[ENTRIES PROVIDED Boundary: Start]

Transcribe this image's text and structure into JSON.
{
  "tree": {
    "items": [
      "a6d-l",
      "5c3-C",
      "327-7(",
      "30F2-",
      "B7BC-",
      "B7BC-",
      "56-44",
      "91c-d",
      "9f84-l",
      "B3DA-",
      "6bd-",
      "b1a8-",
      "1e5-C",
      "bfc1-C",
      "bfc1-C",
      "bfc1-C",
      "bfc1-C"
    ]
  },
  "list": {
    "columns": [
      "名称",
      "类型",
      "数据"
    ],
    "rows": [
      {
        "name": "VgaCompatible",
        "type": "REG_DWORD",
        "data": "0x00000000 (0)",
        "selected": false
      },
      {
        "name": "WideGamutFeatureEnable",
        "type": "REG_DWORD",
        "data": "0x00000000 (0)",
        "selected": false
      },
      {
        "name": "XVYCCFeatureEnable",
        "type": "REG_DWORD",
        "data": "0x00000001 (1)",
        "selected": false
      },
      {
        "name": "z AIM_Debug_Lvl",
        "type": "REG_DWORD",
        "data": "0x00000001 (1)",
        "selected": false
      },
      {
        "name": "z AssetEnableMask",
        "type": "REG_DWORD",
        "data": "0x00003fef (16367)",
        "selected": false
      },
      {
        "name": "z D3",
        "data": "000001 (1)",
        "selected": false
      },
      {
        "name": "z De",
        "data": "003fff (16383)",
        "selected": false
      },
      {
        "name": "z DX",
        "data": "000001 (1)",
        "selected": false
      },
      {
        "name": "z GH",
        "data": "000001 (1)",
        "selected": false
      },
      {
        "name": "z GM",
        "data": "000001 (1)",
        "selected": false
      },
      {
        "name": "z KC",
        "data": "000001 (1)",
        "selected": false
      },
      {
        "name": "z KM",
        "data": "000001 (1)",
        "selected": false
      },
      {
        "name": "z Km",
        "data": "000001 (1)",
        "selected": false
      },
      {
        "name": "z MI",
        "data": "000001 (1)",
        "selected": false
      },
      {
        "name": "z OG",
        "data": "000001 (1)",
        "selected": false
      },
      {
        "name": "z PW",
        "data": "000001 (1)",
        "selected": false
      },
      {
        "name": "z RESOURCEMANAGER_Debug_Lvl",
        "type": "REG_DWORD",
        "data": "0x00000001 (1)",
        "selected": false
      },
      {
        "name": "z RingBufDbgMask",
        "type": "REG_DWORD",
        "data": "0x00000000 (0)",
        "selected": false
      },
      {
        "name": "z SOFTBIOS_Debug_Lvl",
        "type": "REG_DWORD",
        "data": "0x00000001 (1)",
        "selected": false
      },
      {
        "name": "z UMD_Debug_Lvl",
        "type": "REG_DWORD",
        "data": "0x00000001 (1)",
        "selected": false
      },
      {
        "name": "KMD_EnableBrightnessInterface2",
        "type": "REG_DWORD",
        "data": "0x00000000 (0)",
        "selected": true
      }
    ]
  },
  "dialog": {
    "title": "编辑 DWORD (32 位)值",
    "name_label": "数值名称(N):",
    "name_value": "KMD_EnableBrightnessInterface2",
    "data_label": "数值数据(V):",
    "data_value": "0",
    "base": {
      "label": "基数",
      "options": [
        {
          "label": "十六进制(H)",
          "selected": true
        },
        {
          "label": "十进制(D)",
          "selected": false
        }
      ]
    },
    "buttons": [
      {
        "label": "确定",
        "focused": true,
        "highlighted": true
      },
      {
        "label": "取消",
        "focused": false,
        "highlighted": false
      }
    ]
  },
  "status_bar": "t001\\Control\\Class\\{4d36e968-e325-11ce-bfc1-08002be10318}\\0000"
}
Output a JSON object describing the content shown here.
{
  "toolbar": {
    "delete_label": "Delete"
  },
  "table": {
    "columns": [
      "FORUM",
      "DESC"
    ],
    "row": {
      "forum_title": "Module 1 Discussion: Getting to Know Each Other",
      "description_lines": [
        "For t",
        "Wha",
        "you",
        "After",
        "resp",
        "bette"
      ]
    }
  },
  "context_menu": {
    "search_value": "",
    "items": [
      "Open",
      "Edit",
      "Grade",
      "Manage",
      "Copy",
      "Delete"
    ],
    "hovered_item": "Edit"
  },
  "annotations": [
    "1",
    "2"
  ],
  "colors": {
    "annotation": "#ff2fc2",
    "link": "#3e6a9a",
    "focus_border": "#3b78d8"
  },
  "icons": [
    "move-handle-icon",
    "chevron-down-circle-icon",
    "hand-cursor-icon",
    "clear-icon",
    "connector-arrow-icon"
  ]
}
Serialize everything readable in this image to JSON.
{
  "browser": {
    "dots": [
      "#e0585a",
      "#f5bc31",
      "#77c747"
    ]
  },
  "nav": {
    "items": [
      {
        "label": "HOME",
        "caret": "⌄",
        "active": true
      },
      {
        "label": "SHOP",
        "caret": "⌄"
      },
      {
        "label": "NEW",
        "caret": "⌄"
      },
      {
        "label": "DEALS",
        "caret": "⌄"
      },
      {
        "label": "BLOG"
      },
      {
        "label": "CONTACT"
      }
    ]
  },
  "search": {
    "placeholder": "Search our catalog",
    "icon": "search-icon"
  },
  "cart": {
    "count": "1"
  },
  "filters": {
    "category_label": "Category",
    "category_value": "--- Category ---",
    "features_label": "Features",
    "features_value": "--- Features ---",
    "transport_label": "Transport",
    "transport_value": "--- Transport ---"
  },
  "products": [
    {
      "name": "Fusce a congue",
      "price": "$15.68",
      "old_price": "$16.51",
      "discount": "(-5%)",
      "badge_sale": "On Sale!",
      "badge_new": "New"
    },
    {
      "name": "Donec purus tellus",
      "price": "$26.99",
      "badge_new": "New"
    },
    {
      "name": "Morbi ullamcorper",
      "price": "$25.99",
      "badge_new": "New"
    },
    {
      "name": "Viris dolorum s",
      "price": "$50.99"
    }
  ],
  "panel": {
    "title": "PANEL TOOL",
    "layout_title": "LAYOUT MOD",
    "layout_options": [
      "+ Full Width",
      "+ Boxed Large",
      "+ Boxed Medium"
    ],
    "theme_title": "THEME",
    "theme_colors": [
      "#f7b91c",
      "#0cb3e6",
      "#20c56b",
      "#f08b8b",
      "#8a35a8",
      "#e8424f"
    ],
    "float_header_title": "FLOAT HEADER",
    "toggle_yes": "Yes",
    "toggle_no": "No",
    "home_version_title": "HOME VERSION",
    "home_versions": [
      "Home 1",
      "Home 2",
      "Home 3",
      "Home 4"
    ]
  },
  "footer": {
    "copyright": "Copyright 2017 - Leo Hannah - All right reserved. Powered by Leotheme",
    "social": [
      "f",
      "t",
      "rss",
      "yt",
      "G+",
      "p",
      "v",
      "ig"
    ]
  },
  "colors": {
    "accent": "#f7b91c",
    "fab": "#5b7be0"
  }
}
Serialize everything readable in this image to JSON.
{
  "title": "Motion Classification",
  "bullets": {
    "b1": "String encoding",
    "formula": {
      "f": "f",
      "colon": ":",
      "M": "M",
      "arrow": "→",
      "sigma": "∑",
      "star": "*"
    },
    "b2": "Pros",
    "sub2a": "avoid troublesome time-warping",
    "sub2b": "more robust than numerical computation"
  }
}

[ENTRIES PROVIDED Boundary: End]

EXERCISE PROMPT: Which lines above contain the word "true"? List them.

TASK OUTPUT:
        "selected": true
          "selected": true
        "focused": true,
        "highlighted": true
        "active": true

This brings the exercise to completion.